3.  Towel and Basin Living is an expression of Great Commandment Living

We abandon our “me first” perspective, because we are overwhelmed and in awe of God

We then see people with fresh eyes:  they are who Jesus came for – and died for

Slow down for people, listen, and show care instead of trying to “fix them” so we can move on

4.  To live consistent Towel and Basin Christianity, we have to take it home

Husbands have a role, and parents have a role; but it is not to be lords in our home

A Christian home has the atmosphere and expectation that we serve one another

 

Towel and Basin Living may not be natural, but it is good and Christ-like

As in all that we seek to do and be for Christ – it grows prayerfully

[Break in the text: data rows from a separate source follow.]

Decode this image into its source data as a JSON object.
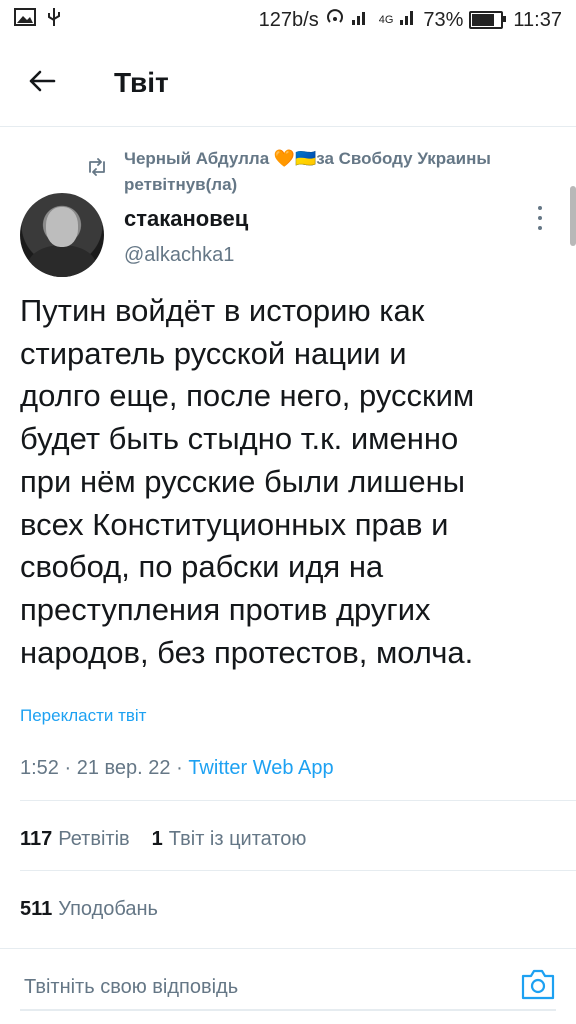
{
  "status_bar": {
    "speed": "127b/s",
    "network": "4G",
    "battery": "73%",
    "time": "11:37"
  },
  "header": {
    "title": "Твіт"
  },
  "retweet": {
    "retweeter": "Черный Абдулла 🧡🇺🇦за Свободу Украины",
    "action": "ретвітнув(ла)"
  },
  "tweet": {
    "author_name": "стакановец",
    "handle": "@alkachka1",
    "text": "Путин войдёт в историю как\nстиратель русской нации и\nдолго еще, после него, русским\nбудет быть стыдно т.к.  именно\nпри нём русские были лишены\nвсех Конституционных прав и\nсвобод, по рабски  идя на\nпреступления против других\nнародов, без протестов, молча.",
    "translate_label": "Перекласти твіт",
    "time": "1:52",
    "date": "21 вер. 22",
    "source": "Twitter Web App"
  },
  "stats": {
    "retweets_count": "117",
    "retweets_label": "Ретвітів",
    "quotes_count": "1",
    "quotes_label": "Твіт із цитатою",
    "likes_count": "511",
    "likes_label": "Уподобань"
  },
  "reply": {
    "placeholder": "Твітніть свою відповідь"
  },
  "colors": {
    "accent": "#1da1f2",
    "secondary_text": "#657786",
    "divider": "#e6ecf0"
  },
  "icons": {
    "back": "arrow-left-icon",
    "retweet": "retweet-icon",
    "more": "more-vertical-icon",
    "camera": "camera-icon"
  }
}
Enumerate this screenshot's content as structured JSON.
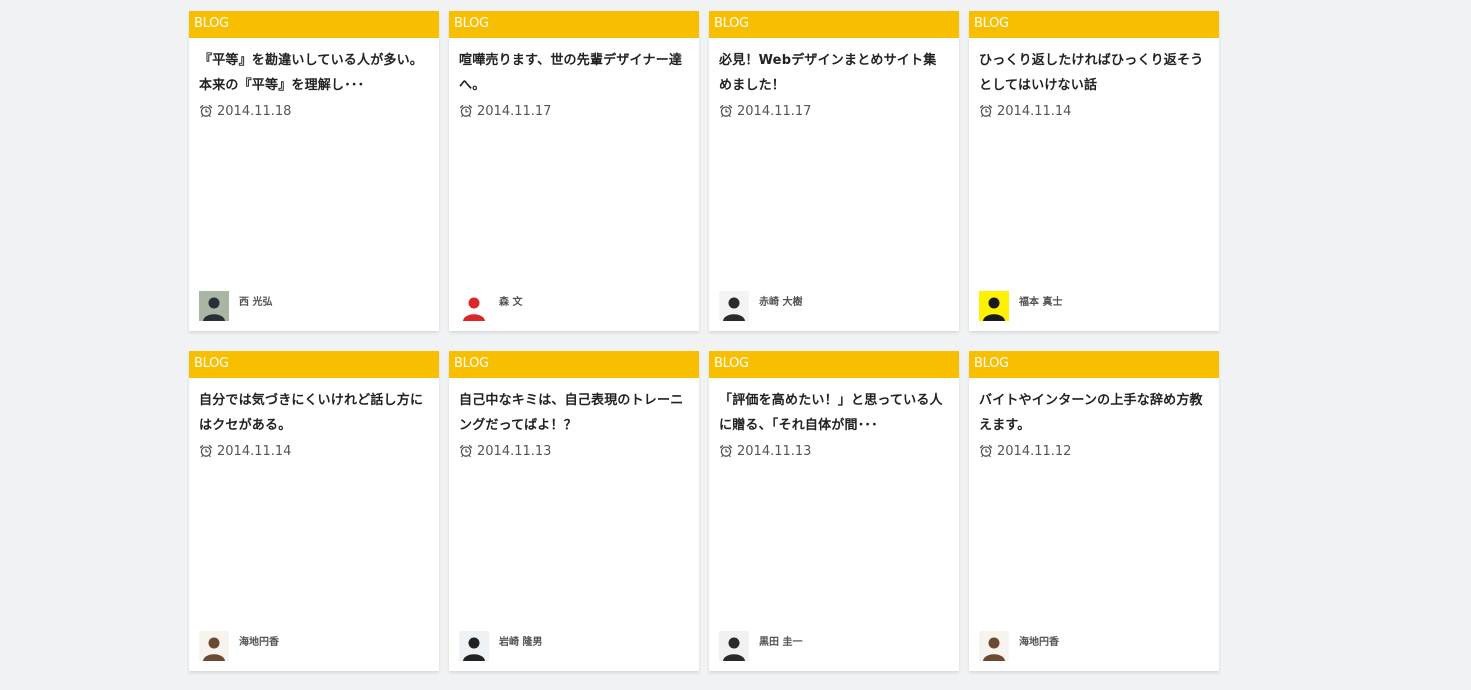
{
  "cards": [
    {
      "category": "BLOG",
      "title": "『平等』を勘違いしている人が多い。本来の『平等』を理解し･･･",
      "date": "2014.11.18",
      "author": "西 光弘",
      "avatar_bg": "#a9b6a4",
      "avatar_fg": "#2a2e35"
    },
    {
      "category": "BLOG",
      "title": "喧嘩売ります、世の先輩デザイナー達へ。",
      "date": "2014.11.17",
      "author": "森 文",
      "avatar_bg": "#ffffff",
      "avatar_fg": "#d9282a"
    },
    {
      "category": "BLOG",
      "title": "必見！Webデザインまとめサイト集めました！",
      "date": "2014.11.17",
      "author": "赤崎 大樹",
      "avatar_bg": "#f4f4f4",
      "avatar_fg": "#2b2b2b"
    },
    {
      "category": "BLOG",
      "title": "ひっくり返したければひっくり返そうとしてはいけない話",
      "date": "2014.11.14",
      "author": "福本 真士",
      "avatar_bg": "#fff200",
      "avatar_fg": "#1a1a1a"
    },
    {
      "category": "BLOG",
      "title": "自分では気づきにくいけれど話し方にはクセがある。",
      "date": "2014.11.14",
      "author": "海地円香",
      "avatar_bg": "#f7f3ef",
      "avatar_fg": "#6b4a33"
    },
    {
      "category": "BLOG",
      "title": "自己中なキミは、自己表現のトレーニングだってばよ！？",
      "date": "2014.11.13",
      "author": "岩崎 隆男",
      "avatar_bg": "#eef2f5",
      "avatar_fg": "#1f2326"
    },
    {
      "category": "BLOG",
      "title": "「評価を高めたい！」と思っている人に贈る、「それ自体が間･･･",
      "date": "2014.11.13",
      "author": "黒田 圭一",
      "avatar_bg": "#f1f1f1",
      "avatar_fg": "#2a2a2a"
    },
    {
      "category": "BLOG",
      "title": "バイトやインターンの上手な辞め方教えます。",
      "date": "2014.11.12",
      "author": "海地円香",
      "avatar_bg": "#f7f3ef",
      "avatar_fg": "#6b4a33"
    }
  ],
  "colors": {
    "category_bg": "#f8bf00",
    "page_bg": "#f0f2f3"
  },
  "icons": {
    "date": "alarm-clock-icon",
    "author": "author-avatar"
  }
}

THE GREENTREE PULPIT THIS SPRING

This Sunday we begin preaching through Matthew chapters 5-7

a.k.a. The Sermon on the Mount

This is the most famous of Jesus recorded discourses, and it is probably the most hard hitting.

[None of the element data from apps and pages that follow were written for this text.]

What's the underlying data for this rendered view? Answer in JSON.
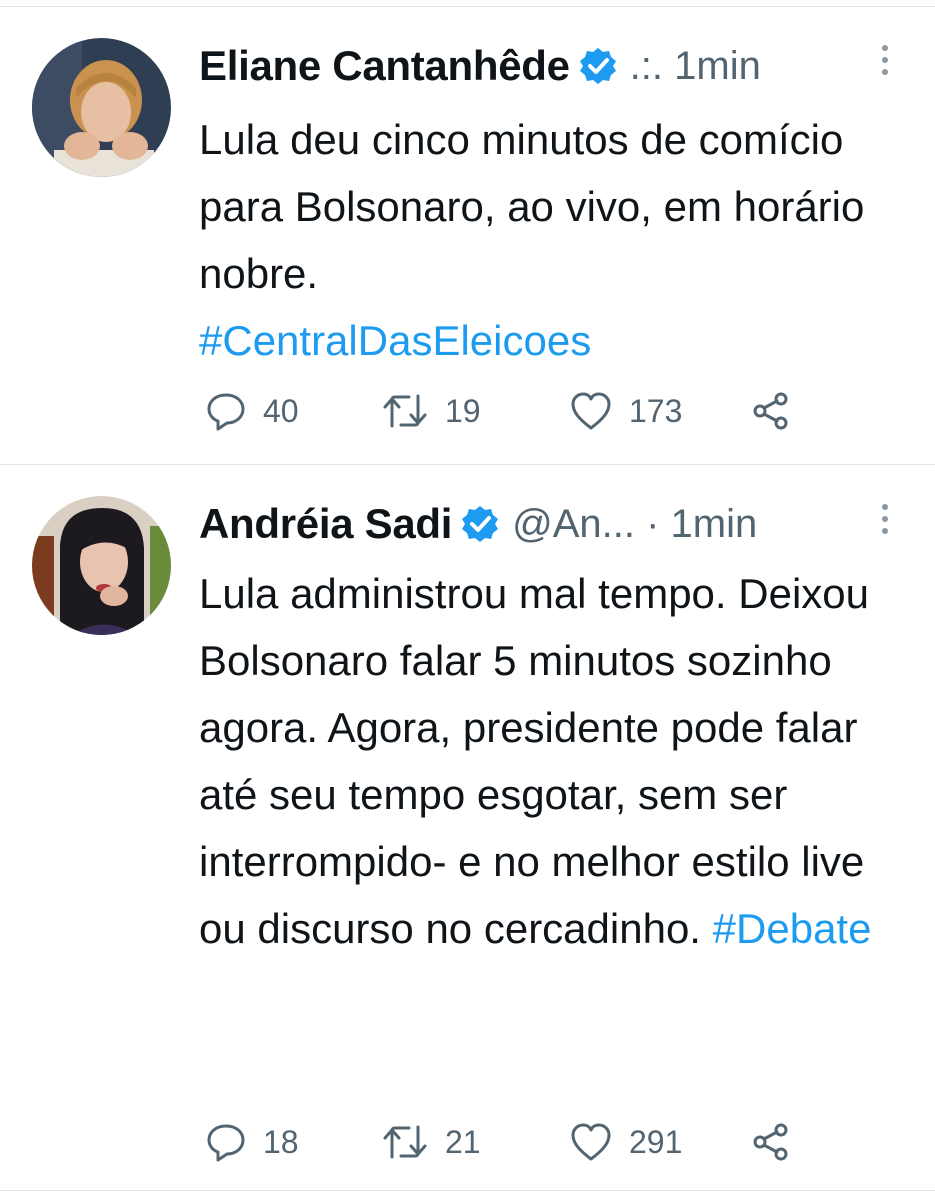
{
  "tweets": [
    {
      "author": "Eliane Cantanhêde",
      "meta": ".:. 1min",
      "text": "Lula deu cinco minutos de comício para Bolsonaro, ao vivo, em horário nobre.",
      "hashtag": "#CentralDasEleicoes",
      "reply_count": "40",
      "retweet_count": "19",
      "like_count": "173"
    },
    {
      "author": "Andréia Sadi",
      "meta": "@An... · 1min",
      "text": "Lula administrou mal tempo. Deixou Bolsonaro falar 5 minutos sozinho agora. Agora, presidente pode falar até seu tempo esgotar, sem ser interrompido- e no melhor estilo live ou discurso no cercadinho.",
      "hashtag": "#Debate",
      "reply_count": "18",
      "retweet_count": "21",
      "like_count": "291"
    }
  ],
  "icons": {
    "verified": "verified-badge-icon",
    "more": "more-options-icon",
    "reply": "reply-icon",
    "retweet": "retweet-icon",
    "like": "like-icon",
    "share": "share-icon"
  },
  "colors": {
    "text": "#0f1419",
    "secondary": "#536471",
    "hashtag": "#1d9bf0",
    "verified": "#1d9bf0",
    "divider": "#e2e5e8"
  }
}
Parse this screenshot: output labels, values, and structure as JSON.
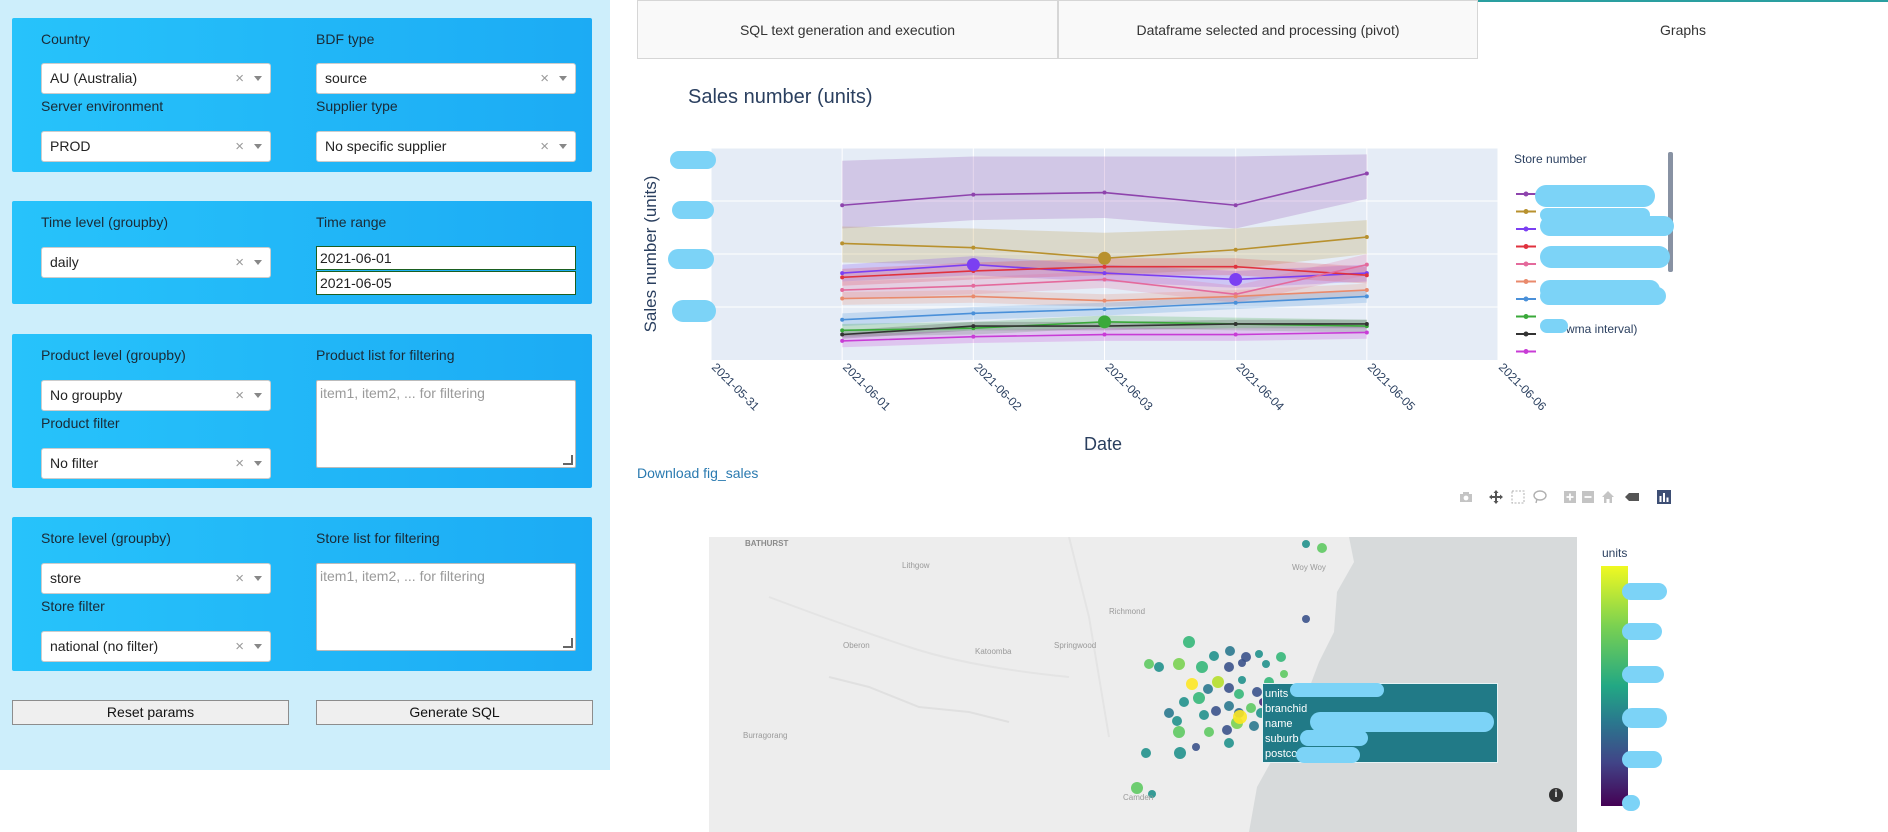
{
  "sidebar": {
    "country": {
      "label": "Country",
      "value": "AU (Australia)"
    },
    "bdf_type": {
      "label": "BDF type",
      "value": "source"
    },
    "server_env": {
      "label": "Server environment",
      "value": "PROD"
    },
    "supplier_type": {
      "label": "Supplier type",
      "value": "No specific supplier"
    },
    "time_level": {
      "label": "Time level (groupby)",
      "value": "daily"
    },
    "time_range": {
      "label": "Time range",
      "start": "2021-06-01",
      "end": "2021-06-05"
    },
    "product_level": {
      "label": "Product level (groupby)",
      "value": "No groupby"
    },
    "product_list": {
      "label": "Product list for filtering",
      "placeholder": "item1, item2, ... for filtering"
    },
    "product_filter": {
      "label": "Product filter",
      "value": "No filter"
    },
    "store_level": {
      "label": "Store level (groupby)",
      "value": "store"
    },
    "store_list": {
      "label": "Store list for filtering",
      "placeholder": "item1, item2, ... for filtering"
    },
    "store_filter": {
      "label": "Store filter",
      "value": "national (no filter)"
    },
    "clear_glyph": "×",
    "buttons": {
      "reset": "Reset params",
      "generate": "Generate SQL"
    }
  },
  "tabs": [
    {
      "label": "SQL text generation and execution",
      "active": false
    },
    {
      "label": "Dataframe selected and processing (pivot)",
      "active": false
    },
    {
      "label": "Graphs",
      "active": true
    }
  ],
  "chart_data": {
    "type": "line",
    "title": "Sales number (units)",
    "xlabel": "Date",
    "ylabel": "Sales number (units)",
    "x": [
      "2021-06-01",
      "2021-06-02",
      "2021-06-03",
      "2021-06-04",
      "2021-06-05"
    ],
    "x_ticks": [
      "2021-05-31",
      "2021-06-01",
      "2021-06-02",
      "2021-06-03",
      "2021-06-04",
      "2021-06-05",
      "2021-06-06"
    ],
    "y_range": [
      0,
      100
    ],
    "grid": true,
    "legend_title": "Store number",
    "legend_placement": "right",
    "legend_fragments": [
      "wma interval)"
    ],
    "series": [
      {
        "color": "#8e44ad",
        "values": [
          73,
          78,
          79,
          73,
          88
        ],
        "band": [
          [
            62,
            94
          ],
          [
            66,
            96
          ],
          [
            67,
            96
          ],
          [
            62,
            96
          ],
          [
            76,
            97
          ]
        ]
      },
      {
        "color": "#b8912e",
        "values": [
          55,
          53,
          48,
          52,
          58
        ],
        "band": [
          [
            46,
            63
          ],
          [
            45,
            62
          ],
          [
            40,
            60
          ],
          [
            43,
            62
          ],
          [
            50,
            66
          ]
        ]
      },
      {
        "color": "#7b3ff2",
        "values": [
          41,
          45,
          41,
          38,
          41
        ],
        "band": [
          [
            37,
            45
          ],
          [
            40,
            49
          ],
          [
            37,
            45
          ],
          [
            34,
            42
          ],
          [
            37,
            45
          ]
        ]
      },
      {
        "color": "#e0323e",
        "values": [
          39,
          42,
          44,
          44,
          40
        ],
        "band": [
          [
            35,
            43
          ],
          [
            38,
            46
          ],
          [
            40,
            48
          ],
          [
            40,
            48
          ],
          [
            36,
            44
          ]
        ]
      },
      {
        "color": "#e46a9c",
        "values": [
          33,
          35,
          38,
          31,
          45
        ],
        "band": [
          [
            29,
            37
          ],
          [
            31,
            39
          ],
          [
            34,
            42
          ],
          [
            27,
            35
          ],
          [
            40,
            50
          ]
        ]
      },
      {
        "color": "#e98a6c",
        "values": [
          29,
          30,
          28,
          30,
          33
        ],
        "band": [
          [
            26,
            32
          ],
          [
            27,
            33
          ],
          [
            25,
            31
          ],
          [
            27,
            33
          ],
          [
            30,
            36
          ]
        ]
      },
      {
        "color": "#4a90d9",
        "values": [
          19,
          22,
          24,
          27,
          30
        ],
        "band": [
          [
            16,
            22
          ],
          [
            19,
            25
          ],
          [
            21,
            27
          ],
          [
            24,
            30
          ],
          [
            27,
            33
          ]
        ]
      },
      {
        "color": "#3aa93a",
        "values": [
          14,
          15,
          18,
          17,
          16
        ],
        "band": [
          [
            11,
            17
          ],
          [
            12,
            18
          ],
          [
            15,
            21
          ],
          [
            14,
            20
          ],
          [
            13,
            19
          ]
        ]
      },
      {
        "color": "#333333",
        "values": [
          12,
          16,
          16,
          17,
          17
        ],
        "band": [
          [
            10,
            14
          ],
          [
            14,
            18
          ],
          [
            14,
            18
          ],
          [
            15,
            19
          ],
          [
            15,
            19
          ]
        ]
      },
      {
        "color": "#c83cd6",
        "values": [
          9,
          11,
          12,
          12,
          13
        ],
        "band": [
          [
            6,
            12
          ],
          [
            8,
            14
          ],
          [
            9,
            15
          ],
          [
            9,
            15
          ],
          [
            10,
            16
          ]
        ]
      }
    ],
    "highlight_points": [
      {
        "series": 2,
        "index": 1
      },
      {
        "series": 1,
        "index": 2
      },
      {
        "series": 7,
        "index": 2
      },
      {
        "series": 2,
        "index": 3
      }
    ]
  },
  "download_link": "Download fig_sales",
  "toolbar_icons": [
    "camera-icon",
    "pan-icon",
    "box-select-icon",
    "lasso-icon",
    "zoom-in-icon",
    "zoom-out-icon",
    "home-icon",
    "toggle-spikelines-icon",
    "plotly-logo-icon"
  ],
  "map": {
    "labels": [
      "BATHURST",
      "Lithgow",
      "Oberon",
      "Katoomba",
      "Springwood",
      "Richmond",
      "Burragorang",
      "Woy Woy",
      "Camden"
    ],
    "tooltip": [
      "units",
      "branchid",
      "name",
      "suburb",
      "postcode"
    ],
    "colorbar_title": "units",
    "colors": {
      "water": "#d7dadb",
      "land": "#ededed"
    }
  }
}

Over the history of the Church some have actually tried to minimize it’s call on our lives by coming up with reasons why it is not really God’s expectation for regular Christians.

Part of why the Sermon on the Mount is so challenging, is the way Jesus refuses to let us ignore heart issues. John Calvin wrote:

“The Sermon on the Mount rescues the law of God from being seen only as external acts and not internal attitudes.”

While the Sermon on the Mount can be challenging to us, God’s Word is always good and brings wondrous fruit into our lives. This should be seen as an exciting section of the Bible because it points us to being more like Christ!

The bottom line is that the Sermon on the Mount is a sermon by Jesus! 

To spend time studying Jesus most famous sermon is truly a privilege and a reason for our church to be joyful

Other praise for this sermon by Jesus:

“The Sermon on the Mount is new law for those set free and becoming like the glorious King we serve. It is showing us the glorious heart of the Kingdom in which we now live.” Charles Quarles

“The Sermon on the Mount is the moral portrait of Jesus’ own people. It is instruction that becomes indictment, because our lives don’t fully fit that picture.” Scott McKnight

We have entitled this series: “Living in Christ’s Kingdom”

This is because the Sermon on the Mount is describing what it means to live as someone who loves Christ and lives in his kingdom.

In many ways, Jesus is inviting us to live in a Heavenly manner, for he is describing what kingdom members look like.

The reason why parts of the Sermon on the Mount seem hard to us, is because we still have much of our own kingdom in our hearts.

These chapters will walk us through important topics such as:

How should we pray?

What is a blessed life?

What is our role in the world?

Anger

Lust

Retaliation

Divorce

Anxiety

Treasure

Judging one another

The ‘Golden Rule’

Who should we believe?

How to have stability in life

If you are part of Greentree start reading and praying through these three chapters.

If you don’t attend Greentree, you can still follow along through my Monday Sermon Leftover blogs or listen on our website Greentree.org

Jesus not only preached the Sermon on the Mount – it is how he lived.

Jesus rejoiced in these truths and he shares them with us so we can live and rejoice in them too!

In the weeks ahead we will learn together what the beauty of godliness looks like.